People may think of Vancouver as a stunning, cityscape-meets-ocean-and-mountains metropolis – which it most certainly is – but a new radio noir play coming to the Semiahmoo Peninsula explores the seedier side of the city, circa 1949.
Back then, thousands of neon signs lit the city’s streets – frequently wet from fresh rain – in an era that suits the film noir genre like no other.
The full-length radio play entitled Blue Prelude, which was meticulously researched and written by White Rock director-actor-playwright Alexander Browne – presented complete with commercials – explores the story of Mickey Giordano, a Vancouver private eye whose bread and butter are the secrets that hide in the shadows, behind the city’s brightly coloured neon lights.
The East End prize fighter-turned-gumshoe knows how to play rough on behalf of a paying client, but he’s also in the corner of the victims of crime and corruption, noted Browne, whose original script deliberately evokes echoes of Dashiell Hammett, Raymond Chandler and Mickey Spillane, and many of the classic movie adaptations of their novels.
“Mickey’s one of those guys who’s kind of a big brother to everyone,” Browne said.
“His weak spot is that he wants to rescue everyone… he gets himself into trouble when what he thinks is a missing persons case takes a turn into left field.”
Presented in vintage radio style, with performers authentically dressed by costumer and co-producer Kat Siemens, Browne (The Dawn Patrol, White Rock Players; The Adventures of Max Bennett, 2013, Dreaming Elephant) noted it’s a fond tribute to the noir aesthetic of the 1940s and 1950s, and the “bad old days” when crime and corruption were rampant in the neon-lit streets of Vancouver.
“Blue Prelude is really a film noir created for the ears – and the imagination – of the listener,” he said.

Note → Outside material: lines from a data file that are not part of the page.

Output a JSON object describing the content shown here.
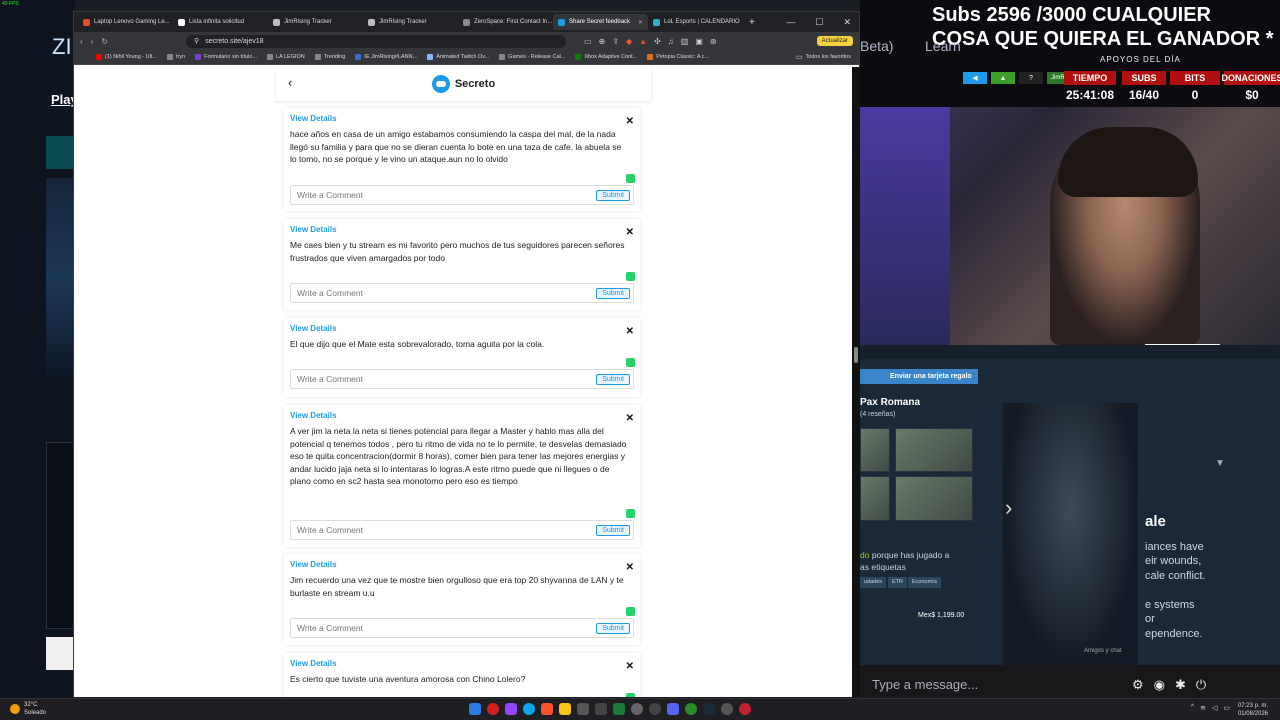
{
  "overlay": {
    "fps": "40 FPS",
    "subs_line1": "Subs 2596 /3000 CUALQUIER",
    "subs_line2": "COSA QUE QUIERA EL GANADOR *",
    "beta": "Beta)",
    "learn": "Learn",
    "apoyos": "APOYOS DEL DÍA",
    "twitch_name": "JimRising",
    "stats": [
      {
        "label": "TIEMPO",
        "value": "25:41:08"
      },
      {
        "label": "SUBS",
        "value": "16/40"
      },
      {
        "label": "BITS",
        "value": "0"
      },
      {
        "label": "DONACIONES",
        "value": "$0"
      }
    ]
  },
  "bg": {
    "zi": "ZI",
    "play": "Play",
    "p": "P",
    "f": "F"
  },
  "browser": {
    "tabs": [
      {
        "title": "Laptop Lenovo Gaming Le...",
        "color": "#e0502d"
      },
      {
        "title": "Lista infinita solicitud",
        "color": "#ffffff"
      },
      {
        "title": "JimRising Tracker",
        "color": "#bbbbbb"
      },
      {
        "title": "JimRising Tracker",
        "color": "#bbbbbb"
      },
      {
        "title": "ZeroSpace: First Contact In...",
        "color": "#888888"
      },
      {
        "title": "Share Secret feedback",
        "color": "#1e9be8",
        "active": true
      },
      {
        "title": "LoL Esports | CALENDARIO",
        "color": "#2db3c9"
      }
    ],
    "url": "secreto.site/ajev18",
    "update_label": "Actualizar",
    "bookmarks": [
      {
        "label": "(1) Nihil Young - Ult...",
        "color": "#ff0000"
      },
      {
        "label": "tryn",
        "color": "#888888"
      },
      {
        "label": "Formulario sin título...",
        "color": "#7b3fd1"
      },
      {
        "label": "LA LEGION",
        "color": "#888888"
      },
      {
        "label": "Trending",
        "color": "#888888"
      },
      {
        "label": "IE JimRising#LANN...",
        "color": "#3a6bd1"
      },
      {
        "label": "Animated Twitch Ov...",
        "color": "#8ab4f8"
      },
      {
        "label": "Games - Release Cal...",
        "color": "#888888"
      },
      {
        "label": "Xbox Adaptive Cont...",
        "color": "#107c10"
      },
      {
        "label": "Petopia Classic: A c...",
        "color": "#e07020"
      }
    ],
    "bookmarks_right": "Todos los favoritos"
  },
  "app": {
    "title": "Secreto",
    "view_details": "View Details",
    "comment_placeholder": "Write a Comment",
    "submit": "Submit",
    "cards": [
      {
        "text": "hace años en casa de un amigo estabamos consumiendo la caspa del mal, de la nada llegó su familia y para que no se dieran cuenta lo bote en una taza de cafe. la abuela se lo tomo, no se porque y le vino un ataque.aun no lo olvido"
      },
      {
        "text": "Me caes bien y tu stream es mi favorito pero muchos de tus seguidores parecen señores frustrados que viven amargados por todo"
      },
      {
        "text": "El que dijo que el Mate esta sobrevalorado, toma aguita por la cola."
      },
      {
        "text": "A ver jim la neta la neta si tienes potencial para llegar a Master y hablo mas alla del potencial q tenemos todos , pero tu ritmo de vida no te lo permite, te desvelas demasiado eso te quita concentracion(dormir 8 horas), comer bien para tener las mejores energias y andar lucido jaja neta si lo intentaras lo logras.A este ritmo puede que ni llegues o de plano como en sc2 hasta sea monotomo pero eso es tiempo"
      },
      {
        "text": "Jim recuerdo una vez que te mostre bien orgulloso que era top 20 shyvanna de LAN y te burlaste en stream u.u"
      },
      {
        "text": "Es cierto que tuviste una aventura amorosa con Chino Lolero?"
      }
    ]
  },
  "steam": {
    "gift": "Enviar una tarjeta regalo",
    "game": "Pax Romana",
    "reviews": "(4 reseñas)",
    "owned_green": "do",
    "owned_rest": " porque has jugado a",
    "owned_line2": "as etiquetas",
    "tags": [
      "udades",
      "ETR",
      "Economía"
    ],
    "price": "Mex$ 1,199.00",
    "right_title": "ale",
    "right_lines": [
      "iances have",
      "eir wounds,",
      "cale conflict.",
      "",
      "e systems",
      "or",
      "ependence."
    ],
    "amigos": "Amigos y chat"
  },
  "chat": {
    "placeholder": "Type a message..."
  },
  "taskbar": {
    "temp": "32°C",
    "weather": "Soleado",
    "time": "07:23 p. m.",
    "date": "01/08/2026"
  }
}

“It works on two different levels,” as the audience can watch and be entertained, or even close their eyes and listen, like people used to do when they gathered around the radio before televisions were common household items.
No stranger to White Rock and South Surrey audiences, Browne was the Suspense announcer for the classic radio play Sorry, Wrong Number and director of the Agatha Christie thriller The Stranger, both for Peninsula Productions in 2022.
He’s also an aficionado of all things vintage, and well-known as a bandleader of 1920s and ’30s-era music (featured at Peninsula Productions’ April gala this year) and as a long-time reporter for the Peace Arch News.
He and Siemens are bringing the show to Peninsula Productions Studio Theatre in Centennial Park, 14600 North Bluff Rd., for four performances on Saturday, Sept. 30 and Sunday, Oct. 1, at 2 p.m. and 7 p.m. each day.
Helping bring Blue Prelude to life on stage will be a talented, hand-picked team portraying the radio actors for the broadcast.
Dovreshin MacRae (Shakespeare In Love, Murder on the Orient Express, Theatre In The Country) voices the tough, but tender-hearted, Mickey, while Adrian Shaffer (The Fantasticks, The Magic Flute, The Curious Incident of the Dog in the Night Time, White Rock Players) plays Lila Duprez, torch singer at The Cave (based on a real Vancouver nightclub).
Jacqueline Rose (A Comedy of Tenors, White Rock Players, Annie, Royal City Musical Theatre, Just Broadway, James Productions) voices the role of enigmatic former showgirl Georgia Morrison.
Rounding out the cast are Hunter Golden (Light Rapid Transit, Coffeehouse Theatre, A Midsummer Night’s Dream, Capilano University, Blue Hour, Muskrat Pass Productions), as a multitude of characters – including a sinister mining and lumber baron and art collector Hamilton Collyer – and Browne himself, as announcer and multiple-character player.
Browne couldn’t rave enough about the talented cast, whom he hand-picked.
“I am very happy with the cast I have. They’re all really versatile,” he said.
While vestiges of the Vancouver of old still remain, Browne said it was a much more gritty, rough-and-ready place in the 1940s and ’50s, as it was a busy place for drug distribution, prostitution and gambling.
“The police at the time would turn a blind eye, provided they got paid,” he said, recalling how in 1955, Vancouver police chief Walter Mulligan skipped town just ahead of an inquiry – the Tupper Inquiry, which investigated the illegal activity and corruption of what became known as The Mulligan Affair.
“Vancouver has a rich history of bad stuff going on,” he said. “People think… there were the pioneer days, then World War One, then World War Two, then Expo’86… nothing else to see here,” but that wasn’t necessarily the case.
With the proliferation of material from the past now available on video and film, “the past is much more with us now than it ever used to be,” Browne said.
“Now it’s very present.”
He and Siemens are hoping audiences will appreciate taking a step back into the past, and enjoy a true radio noir experience.
Being an intimate venue, tickets will likely sell quickly; they’re $30 each, available through